| To do |
Each line of the listing is to be retyped exactly as given.

| Given entries |
⟨
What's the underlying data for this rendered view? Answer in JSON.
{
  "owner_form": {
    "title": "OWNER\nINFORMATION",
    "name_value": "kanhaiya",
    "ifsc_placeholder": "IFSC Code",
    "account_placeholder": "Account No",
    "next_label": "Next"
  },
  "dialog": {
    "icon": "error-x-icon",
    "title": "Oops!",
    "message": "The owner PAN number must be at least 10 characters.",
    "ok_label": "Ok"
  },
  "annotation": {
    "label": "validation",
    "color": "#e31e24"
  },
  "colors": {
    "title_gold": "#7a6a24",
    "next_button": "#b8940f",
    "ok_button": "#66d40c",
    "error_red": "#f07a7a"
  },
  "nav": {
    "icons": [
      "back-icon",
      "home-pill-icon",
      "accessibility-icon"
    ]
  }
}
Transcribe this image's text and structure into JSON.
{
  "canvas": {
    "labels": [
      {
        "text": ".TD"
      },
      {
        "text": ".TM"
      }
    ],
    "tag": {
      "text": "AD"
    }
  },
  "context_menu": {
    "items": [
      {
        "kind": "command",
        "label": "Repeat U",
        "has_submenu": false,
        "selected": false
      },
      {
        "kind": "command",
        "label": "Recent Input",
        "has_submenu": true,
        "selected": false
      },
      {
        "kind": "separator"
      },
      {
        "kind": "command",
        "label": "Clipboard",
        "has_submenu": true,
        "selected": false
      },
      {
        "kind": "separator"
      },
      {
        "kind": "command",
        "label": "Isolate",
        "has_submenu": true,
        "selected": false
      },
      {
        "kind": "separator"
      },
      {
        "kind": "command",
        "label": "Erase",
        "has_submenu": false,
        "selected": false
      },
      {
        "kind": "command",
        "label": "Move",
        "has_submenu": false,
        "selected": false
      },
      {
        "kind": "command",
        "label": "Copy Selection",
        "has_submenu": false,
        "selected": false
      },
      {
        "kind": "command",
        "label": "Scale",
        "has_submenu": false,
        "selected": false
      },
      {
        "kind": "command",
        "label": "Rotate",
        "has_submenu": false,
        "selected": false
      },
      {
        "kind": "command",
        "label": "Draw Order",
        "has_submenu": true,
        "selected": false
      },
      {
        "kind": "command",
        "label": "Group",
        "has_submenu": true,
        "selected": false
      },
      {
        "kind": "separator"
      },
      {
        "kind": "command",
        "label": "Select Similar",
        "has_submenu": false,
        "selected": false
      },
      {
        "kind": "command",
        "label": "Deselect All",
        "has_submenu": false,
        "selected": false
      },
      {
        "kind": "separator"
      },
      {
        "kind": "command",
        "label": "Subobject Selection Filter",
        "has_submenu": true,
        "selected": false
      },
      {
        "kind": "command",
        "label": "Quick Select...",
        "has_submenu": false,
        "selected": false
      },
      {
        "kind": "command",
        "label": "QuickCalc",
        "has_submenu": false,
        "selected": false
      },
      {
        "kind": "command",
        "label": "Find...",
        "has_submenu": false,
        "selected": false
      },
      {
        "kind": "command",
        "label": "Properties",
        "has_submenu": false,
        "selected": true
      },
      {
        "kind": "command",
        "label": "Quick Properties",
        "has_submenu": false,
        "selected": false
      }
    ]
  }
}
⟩
| Output |
What's the underlying data for this rendered view? Answer in JSON.
{
  "owner_form": {
    "title": "OWNER\nINFORMATION",
    "name_value": "kanhaiya",
    "ifsc_placeholder": "IFSC Code",
    "account_placeholder": "Account No",
    "next_label": "Next"
  },
  "dialog": {
    "icon": "error-x-icon",
    "title": "Oops!",
    "message": "The owner PAN number must be at least 10 characters.",
    "ok_label": "Ok"
  },
  "annotation": {
    "label": "validation",
    "color": "#e31e24"
  },
  "colors": {
    "title_gold": "#7a6a24",
    "next_button": "#b8940f",
    "ok_button": "#66d40c",
    "error_red": "#f07a7a"
  },
  "nav": {
    "icons": [
      "back-icon",
      "home-pill-icon",
      "accessibility-icon"
    ]
  }
}
Transcribe this image's text and structure into JSON.
{
  "canvas": {
    "labels": [
      {
        "text": ".TD"
      },
      {
        "text": ".TM"
      }
    ],
    "tag": {
      "text": "AD"
    }
  },
  "context_menu": {
    "items": [
      {
        "kind": "command",
        "label": "Repeat U",
        "has_submenu": false,
        "selected": false
      },
      {
        "kind": "command",
        "label": "Recent Input",
        "has_submenu": true,
        "selected": false
      },
      {
        "kind": "separator"
      },
      {
        "kind": "command",
        "label": "Clipboard",
        "has_submenu": true,
        "selected": false
      },
      {
        "kind": "separator"
      },
      {
        "kind": "command",
        "label": "Isolate",
        "has_submenu": true,
        "selected": false
      },
      {
        "kind": "separator"
      },
      {
        "kind": "command",
        "label": "Erase",
        "has_submenu": false,
        "selected": false
      },
      {
        "kind": "command",
        "label": "Move",
        "has_submenu": false,
        "selected": false
      },
      {
        "kind": "command",
        "label": "Copy Selection",
        "has_submenu": false,
        "selected": false
      },
      {
        "kind": "command",
        "label": "Scale",
        "has_submenu": false,
        "selected": false
      },
      {
        "kind": "command",
        "label": "Rotate",
        "has_submenu": false,
        "selected": false
      },
      {
        "kind": "command",
        "label": "Draw Order",
        "has_submenu": true,
        "selected": false
      },
      {
        "kind": "command",
        "label": "Group",
        "has_submenu": true,
        "selected": false
      },
      {
        "kind": "separator"
      },
      {
        "kind": "command",
        "label": "Select Similar",
        "has_submenu": false,
        "selected": false
      },
      {
        "kind": "command",
        "label": "Deselect All",
        "has_submenu": false,
        "selected": false
      },
      {
        "kind": "separator"
      },
      {
        "kind": "command",
        "label": "Subobject Selection Filter",
        "has_submenu": true,
        "selected": false
      },
      {
        "kind": "command",
        "label": "Quick Select...",
        "has_submenu": false,
        "selected": false
      },
      {
        "kind": "command",
        "label": "QuickCalc",
        "has_submenu": false,
        "selected": false
      },
      {
        "kind": "command",
        "label": "Find...",
        "has_submenu": false,
        "selected": false
      },
      {
        "kind": "command",
        "label": "Properties",
        "has_submenu": false,
        "selected": true
      },
      {
        "kind": "command",
        "label": "Quick Properties",
        "has_submenu": false,
        "selected": false
      }
    ]
  }
}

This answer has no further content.